◆ **PROMPT**: Of the lines below, count those containing the word "emoji". Reply with the number alone.

◆ **AVAILABLE DATA**:
Content starts

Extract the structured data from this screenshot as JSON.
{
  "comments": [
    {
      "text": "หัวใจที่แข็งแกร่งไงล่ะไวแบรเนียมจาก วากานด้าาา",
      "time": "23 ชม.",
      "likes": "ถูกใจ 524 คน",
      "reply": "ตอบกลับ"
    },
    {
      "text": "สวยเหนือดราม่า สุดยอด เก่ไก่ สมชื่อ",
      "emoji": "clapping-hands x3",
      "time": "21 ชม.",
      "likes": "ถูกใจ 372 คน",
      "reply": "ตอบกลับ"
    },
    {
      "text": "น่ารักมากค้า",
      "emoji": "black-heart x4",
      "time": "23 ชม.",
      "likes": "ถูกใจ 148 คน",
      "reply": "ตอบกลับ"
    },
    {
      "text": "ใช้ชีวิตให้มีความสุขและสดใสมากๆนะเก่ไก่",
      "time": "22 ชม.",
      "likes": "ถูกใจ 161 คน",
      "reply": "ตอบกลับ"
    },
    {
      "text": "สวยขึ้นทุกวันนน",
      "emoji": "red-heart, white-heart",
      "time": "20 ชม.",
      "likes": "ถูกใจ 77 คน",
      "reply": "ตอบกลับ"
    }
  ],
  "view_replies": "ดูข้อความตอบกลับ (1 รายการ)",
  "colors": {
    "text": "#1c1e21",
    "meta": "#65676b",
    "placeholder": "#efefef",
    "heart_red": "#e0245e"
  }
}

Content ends

◆ **ANSWER BELOW**: 3